Not all that long ago, we were at a point where the term Digital Transformation made perfect sense. Companies needed to embrace the power of digital in a meaningful way and transform their businesses to compete in the digital era. While there are always outliers, most businesses have made ample progress in this effort and have reached varying degrees of digital maturation – which is why the message of “Digital Transformation” may be coming up short in expressing the need to continue reimagining the use of digital for the business. 

So what term is the best term? The reality is, fair amounts of disdain exist for any of the terms that seem to fit – evolution, journey, etc. For companies who have successfully embraced digital, however, Digital Journey or Digital Evolution do make more logical sense than Transformation, which they likely perceive they’ve accomplished. 

However, I’m not here to attempt to redefine how we discuss digital. And honestly, I think it’s less about what we call it than how we drive a common understanding and alignment within each business. If the term is Digital Transformation, that’s fine – but we need to ensure a pervasive understanding that “Transformation” doesn’t have a finish line; it’s an ongoing effort. Otherwise, you have companies who feel they’ve checked a box and then wonder why they aren’t seeing the impact they should. 

The Real-World Digital Continuum

To communicate what I’ve gleaned from 100+ interviews per year over many years, let me share this “real-world” Digital Continuum. In day-to-day conversations and without any academic or tech speak, these are the phases I’ve seen (and do see) companies progressing through in terms of their efforts to maximize the potential of digital. 

  • Digitize – The move away from manual. At this point, very few businesses have not embraced this phase of Digital Transformation (but don’t cringe, I do still sporadically hear stories of clip boards and paper workorders).
  • Optimize – The recognition of the true potential of digital and the initial efforts of using new data from digitization to drive efficiencies, refine processes, and evolve workflows and customer communications. 
  • Automate – Moving beyond optimizing work to looking for tasks that can be automated using more sophisticated digital tools. Automation builds upon successful optimization to remove work that can be completed with technology. 
  • Increase Intelligence – Using the wealth of data this digital world provides to make the business smarter and more agile. Intelligence gleaned can be used to empower the frontline workforce, to increase revenue, to introduce new business models, to improve product development, and so much more. In many ways, while companies may feel they’ve Digitally “Transformed” once they’ve optimized or automated, intelligence is where the real value begins to unfold. 
  • Value proposition – The most sophisticated versions of Digital Transformation that I’ve discussed firsthand are companies who have successfully leveraged digital to create new customer value propositions. These companies have used their intelligence to define the ways in which digital can expand and evolve their customer relationships. 

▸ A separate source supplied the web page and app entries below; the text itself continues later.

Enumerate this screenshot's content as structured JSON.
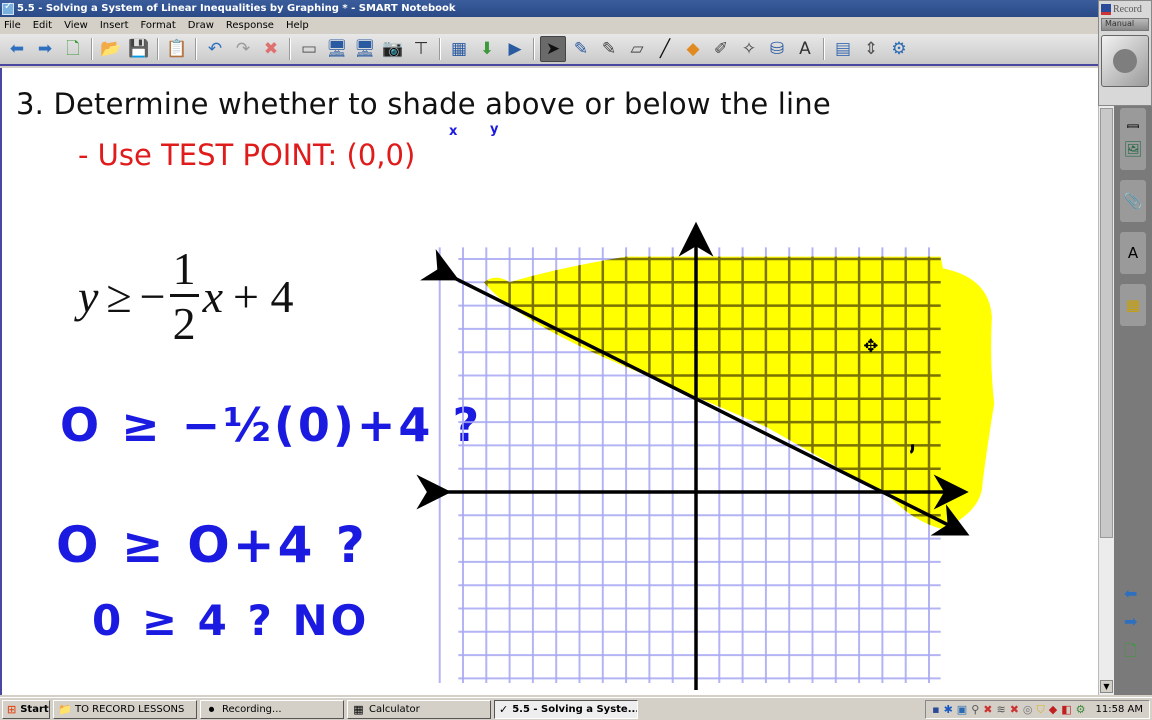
{
  "window": {
    "title": "5.5 - Solving a System of Linear Inequalities by Graphing * - SMART Notebook"
  },
  "menu": [
    "File",
    "Edit",
    "View",
    "Insert",
    "Format",
    "Draw",
    "Response",
    "Help"
  ],
  "toolbar": {
    "groups": [
      [
        {
          "name": "back-icon",
          "glyph": "⬅",
          "color": "#2f6fbf"
        },
        {
          "name": "forward-icon",
          "glyph": "➡",
          "color": "#2f6fbf"
        },
        {
          "name": "add-page-icon",
          "glyph": "🗋",
          "color": "#3a9a3a"
        }
      ],
      [
        {
          "name": "open-folder-icon",
          "glyph": "📂",
          "color": "#d8a020"
        },
        {
          "name": "save-icon",
          "glyph": "💾",
          "color": "#2a5aa0"
        }
      ],
      [
        {
          "name": "paste-icon",
          "glyph": "📋",
          "color": "#555555"
        }
      ],
      [
        {
          "name": "undo-icon",
          "glyph": "↶",
          "color": "#2f6fbf"
        },
        {
          "name": "redo-icon",
          "glyph": "↷",
          "color": "#999999"
        },
        {
          "name": "delete-icon",
          "glyph": "✖",
          "color": "#e07070"
        }
      ],
      [
        {
          "name": "show-hide-screen-shade-icon",
          "glyph": "▭",
          "color": "#555555"
        },
        {
          "name": "full-screen-icon",
          "glyph": "🖥",
          "color": "#2a5aa0"
        },
        {
          "name": "dual-page-icon",
          "glyph": "🖥",
          "color": "#2a5aa0"
        },
        {
          "name": "screen-capture-icon",
          "glyph": "📷",
          "color": "#555555"
        },
        {
          "name": "document-camera-icon",
          "glyph": "⊤",
          "color": "#333333"
        }
      ],
      [
        {
          "name": "table-icon",
          "glyph": "▦",
          "color": "#2a5aa0"
        },
        {
          "name": "insert-response-icon",
          "glyph": "⬇",
          "color": "#3a9a3a"
        },
        {
          "name": "slide-show-icon",
          "glyph": "▶",
          "color": "#2a5aa0"
        }
      ],
      [
        {
          "name": "select-icon",
          "glyph": "➤",
          "color": "#111111",
          "active": true
        },
        {
          "name": "pen-icon",
          "glyph": "✎",
          "color": "#2a5aa0"
        },
        {
          "name": "creative-pen-icon",
          "glyph": "✎",
          "color": "#444444"
        },
        {
          "name": "eraser-icon",
          "glyph": "▱",
          "color": "#444444"
        },
        {
          "name": "line-icon",
          "glyph": "╱",
          "color": "#111111"
        },
        {
          "name": "shapes-icon",
          "glyph": "◆",
          "color": "#e08a20"
        },
        {
          "name": "shape-recognition-pen-icon",
          "glyph": "✐",
          "color": "#444444"
        },
        {
          "name": "magic-pen-icon",
          "glyph": "✧",
          "color": "#444444"
        },
        {
          "name": "fill-icon",
          "glyph": "⛁",
          "color": "#2a5aa0"
        },
        {
          "name": "text-icon",
          "glyph": "A",
          "color": "#333333"
        }
      ],
      [
        {
          "name": "properties-icon",
          "glyph": "▤",
          "color": "#3a6ab0"
        },
        {
          "name": "move-toolbar-icon",
          "glyph": "⇕",
          "color": "#555555"
        },
        {
          "name": "customize-toolbar-icon",
          "glyph": "⚙",
          "color": "#2a6ab0"
        }
      ]
    ]
  },
  "page": {
    "heading": "3.  Determine whether to shade above or below the line",
    "subheading_prefix": "- Use TEST POINT: ",
    "test_point": "(0,0)",
    "test_point_annotations": {
      "x_label": "x",
      "y_label": "y"
    },
    "equation": {
      "lhs": "y",
      "relation": "≥",
      "sign": "−",
      "numerator": "1",
      "denominator": "2",
      "variable": "x",
      "rest": "+ 4"
    },
    "handwritten_work": [
      {
        "text": "O ≥ −½(0)+4 ?"
      },
      {
        "text": "O ≥ O+4 ?"
      },
      {
        "text": "0 ≥ 4 ? NO"
      }
    ],
    "graph": {
      "boundary": {
        "slope": -0.5,
        "intercept": 4,
        "style": "solid"
      },
      "shaded_region": "above the line",
      "shade_color": "#ffff00",
      "grid_color": "#a8a8f4",
      "grid_x_range": [
        -13,
        14
      ],
      "grid_y_range": [
        -12,
        7
      ]
    }
  },
  "record_widget": {
    "title": "Record",
    "dropdown": "Manual"
  },
  "side_tabs": [
    {
      "name": "page-sorter-tab-icon",
      "glyph": "▤"
    },
    {
      "name": "gallery-tab-icon",
      "glyph": "🖼"
    },
    {
      "name": "attachments-tab-icon",
      "glyph": "📎"
    },
    {
      "name": "properties-tab-icon",
      "glyph": "A"
    },
    {
      "name": "addons-tab-icon",
      "glyph": "▦"
    }
  ],
  "side_nav": [
    {
      "name": "previous-page-icon",
      "glyph": "⬅"
    },
    {
      "name": "next-page-icon",
      "glyph": "➡"
    },
    {
      "name": "add-page-icon",
      "glyph": "🗋"
    }
  ],
  "taskbar": {
    "start": "Start",
    "buttons": [
      {
        "label": "TO RECORD LESSONS",
        "icon": "folder-icon",
        "glyph": "📁"
      },
      {
        "label": "Recording...",
        "icon": "recorder-icon",
        "glyph": "⏺"
      },
      {
        "label": "Calculator",
        "icon": "calculator-icon",
        "glyph": "▦"
      },
      {
        "label": "5.5 - Solving a Syste...",
        "icon": "smart-notebook-icon",
        "glyph": "✓",
        "active": true
      }
    ],
    "tray_icons": [
      "recorder-tray-icon",
      "bluetooth-icon",
      "display-icon",
      "satellite-icon",
      "network-disconnected-icon",
      "wireless-icon",
      "network-disconnected-icon",
      "speaker-icon",
      "security-shield-icon",
      "adobe-icon",
      "smart-board-icon",
      "connection-icon"
    ],
    "clock": "11:58 AM"
  }
}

As I said, I’m not sure the term we use matters so much as the clarity of discussions we have around it – and the importance of recognizing that, whatever we call it, there’s no end to Digital Transformation. How your company leverages digital and the potential for that to grow and expand should be a regular through line of your strategic discussions. 

Stay tuned this week for a podcast discussion with Andrea Pelizzaro, Connected Services Manager, BU Decanters at Alfa Laval about how the company is using digital both internally to drive efficiency and externally to increase customer value.